I have heard of Ormonde Jayne many times, and apart from a brief acquaintance with the lovely Vanille D’Iris, I have wanted to know more about this London based brand for some time now. The opportunity arose recently when Ormonde Jayne Tsarina was included in the Perfume Society Precious Perfumes Discovery Box. It was time to have a sniff and do a bit of nosing around. Sometimes, in the right light, I look like Velma off Scooby Doo.
Niche brand Ormonde Jayne is the brain child of perfumer Linda Pilkington, who founded the house in 2002. Linda took inspiration from her global adventures prior to opening shop on London’s Old Bond Street and the brand has gone from strength to strength, earning the respect of critics and peers alike.
My first foray into Ormonde Jayne is Tsarina. Everything about it is understated and muted, like a classy boutique hotel where money is never discussed. I must confess, dear reader, that I found this one hard to review. It gave me a run for my money as I’ll explain.
The opening notes are orange, bergamot, cassis and coriander. However, this is one of those cases where the notes listed do not match my experience at all yet is none the poorer for not co-operating. The top notes might lead you to expect a cologne style citrus opening, but that was not my experience. The middle notes made more sense to me: iris, suede, jasmine sambac and freesia. The base notes are sandalwood, cedar, labdanum, musk and vanilla.

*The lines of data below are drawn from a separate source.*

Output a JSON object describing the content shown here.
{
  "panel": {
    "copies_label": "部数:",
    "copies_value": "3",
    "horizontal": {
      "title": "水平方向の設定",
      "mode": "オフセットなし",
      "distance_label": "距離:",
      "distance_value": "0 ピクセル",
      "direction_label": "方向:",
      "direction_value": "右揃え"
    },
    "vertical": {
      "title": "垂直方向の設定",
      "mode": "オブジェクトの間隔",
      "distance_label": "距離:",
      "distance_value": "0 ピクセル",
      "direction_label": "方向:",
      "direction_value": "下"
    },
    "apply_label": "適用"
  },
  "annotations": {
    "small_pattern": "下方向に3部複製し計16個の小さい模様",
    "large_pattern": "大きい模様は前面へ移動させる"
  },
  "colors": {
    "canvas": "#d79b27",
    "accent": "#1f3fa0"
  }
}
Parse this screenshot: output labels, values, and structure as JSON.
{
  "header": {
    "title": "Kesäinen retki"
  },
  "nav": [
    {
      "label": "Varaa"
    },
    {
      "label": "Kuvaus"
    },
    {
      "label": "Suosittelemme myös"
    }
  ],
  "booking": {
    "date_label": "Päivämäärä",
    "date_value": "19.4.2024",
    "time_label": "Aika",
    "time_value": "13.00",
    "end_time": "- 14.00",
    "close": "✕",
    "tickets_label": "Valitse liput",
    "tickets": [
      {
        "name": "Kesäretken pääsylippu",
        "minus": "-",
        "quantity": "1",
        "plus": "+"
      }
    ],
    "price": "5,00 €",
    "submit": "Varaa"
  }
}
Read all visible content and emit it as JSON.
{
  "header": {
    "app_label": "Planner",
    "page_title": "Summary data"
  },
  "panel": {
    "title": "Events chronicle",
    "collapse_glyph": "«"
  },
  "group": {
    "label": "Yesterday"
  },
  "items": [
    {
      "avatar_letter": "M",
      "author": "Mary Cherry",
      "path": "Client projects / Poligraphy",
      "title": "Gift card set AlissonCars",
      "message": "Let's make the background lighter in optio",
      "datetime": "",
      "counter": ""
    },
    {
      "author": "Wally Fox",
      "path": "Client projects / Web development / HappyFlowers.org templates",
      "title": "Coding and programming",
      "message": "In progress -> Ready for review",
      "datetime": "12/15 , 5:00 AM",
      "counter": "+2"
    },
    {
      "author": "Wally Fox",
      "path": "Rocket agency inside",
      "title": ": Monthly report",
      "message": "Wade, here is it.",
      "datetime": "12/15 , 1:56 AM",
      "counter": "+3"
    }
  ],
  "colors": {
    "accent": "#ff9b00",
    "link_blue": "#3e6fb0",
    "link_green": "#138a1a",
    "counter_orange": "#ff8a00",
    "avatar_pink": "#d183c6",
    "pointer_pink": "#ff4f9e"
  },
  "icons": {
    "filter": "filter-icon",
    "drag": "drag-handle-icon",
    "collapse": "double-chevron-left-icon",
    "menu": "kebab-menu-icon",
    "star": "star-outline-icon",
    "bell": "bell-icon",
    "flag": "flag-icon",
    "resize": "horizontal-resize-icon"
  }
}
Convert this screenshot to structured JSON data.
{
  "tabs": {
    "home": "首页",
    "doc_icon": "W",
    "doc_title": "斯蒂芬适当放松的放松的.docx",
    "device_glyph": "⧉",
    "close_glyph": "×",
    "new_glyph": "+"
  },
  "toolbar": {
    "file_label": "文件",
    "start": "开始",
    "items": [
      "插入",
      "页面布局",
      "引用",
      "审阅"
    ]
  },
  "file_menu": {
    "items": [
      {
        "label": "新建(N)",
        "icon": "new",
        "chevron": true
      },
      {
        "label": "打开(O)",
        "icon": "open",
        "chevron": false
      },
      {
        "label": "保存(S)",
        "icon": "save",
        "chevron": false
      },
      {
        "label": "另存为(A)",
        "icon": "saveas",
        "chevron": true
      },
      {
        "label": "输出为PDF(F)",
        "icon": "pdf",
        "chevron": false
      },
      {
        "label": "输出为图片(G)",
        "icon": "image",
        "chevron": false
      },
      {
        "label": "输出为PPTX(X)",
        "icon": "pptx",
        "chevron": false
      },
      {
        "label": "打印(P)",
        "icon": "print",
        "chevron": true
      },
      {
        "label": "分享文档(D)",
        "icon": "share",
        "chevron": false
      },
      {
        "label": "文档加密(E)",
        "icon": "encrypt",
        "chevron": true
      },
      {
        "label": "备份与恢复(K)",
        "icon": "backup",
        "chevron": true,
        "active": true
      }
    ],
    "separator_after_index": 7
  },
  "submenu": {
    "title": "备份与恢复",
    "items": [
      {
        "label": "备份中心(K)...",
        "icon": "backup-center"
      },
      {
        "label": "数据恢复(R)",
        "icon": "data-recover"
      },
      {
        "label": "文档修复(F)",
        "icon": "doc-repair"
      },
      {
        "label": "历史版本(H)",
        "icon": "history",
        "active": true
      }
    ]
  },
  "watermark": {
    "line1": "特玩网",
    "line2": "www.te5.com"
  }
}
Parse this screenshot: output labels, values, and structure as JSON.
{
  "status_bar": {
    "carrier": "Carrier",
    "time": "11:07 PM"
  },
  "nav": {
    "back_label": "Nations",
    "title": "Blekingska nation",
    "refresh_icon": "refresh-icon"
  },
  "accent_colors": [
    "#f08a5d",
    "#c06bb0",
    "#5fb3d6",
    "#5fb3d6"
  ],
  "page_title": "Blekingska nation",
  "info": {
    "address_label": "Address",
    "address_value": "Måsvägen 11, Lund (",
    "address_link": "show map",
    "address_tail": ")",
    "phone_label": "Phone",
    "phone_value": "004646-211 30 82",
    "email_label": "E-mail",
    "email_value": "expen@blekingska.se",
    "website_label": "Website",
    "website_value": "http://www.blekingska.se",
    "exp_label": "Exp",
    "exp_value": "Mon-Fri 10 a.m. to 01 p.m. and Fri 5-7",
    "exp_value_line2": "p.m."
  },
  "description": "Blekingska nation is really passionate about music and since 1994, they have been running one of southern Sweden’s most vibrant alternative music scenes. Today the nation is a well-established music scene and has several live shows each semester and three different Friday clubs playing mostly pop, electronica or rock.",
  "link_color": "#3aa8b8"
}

What this was like to my nose was a classy suede affair with buttery orris and a pile of good vanilla. The jasmine sambac emerges with more subtlety than I was expecting and in fact, it was the leathery, ambery tones of the labdanum that had more muscles than petals. Tsarina blended into this leathery vanilla buttery accord almost straight away and stayed put as it was. It didn’t really change or move, but lasted very well. I confess that I wouldn’t buy a full bottle, but it’s easy to see why the brand has a following: the quality is superb, with deep resonance and quality ingredients, seamlessly blended.
This was what I call a “problem perfume” in that I had to think for a very long time as to how I was going to describe it.
In a survey of three Welsh people, one Englishman, and a cat, the verdict was mixed. The family and I all had varying views of Tsarina that were nothing like the notes described. It made me think of Elastoplast. My husband said it reminded him of Lynx Tobacco and Amber, and my seven year old said it reminded him of flapjacks. You can see how I had trouble writing about it. In the end, leathery, buttery vanilla felt like the most accurate description.
Intrigued? Find out more at the Ormonde Jayne website, or visit the shop on London’s Old Bond Street. My sample was from The Perfume Society Precious Perfumes Discovery Box, which I bought last week.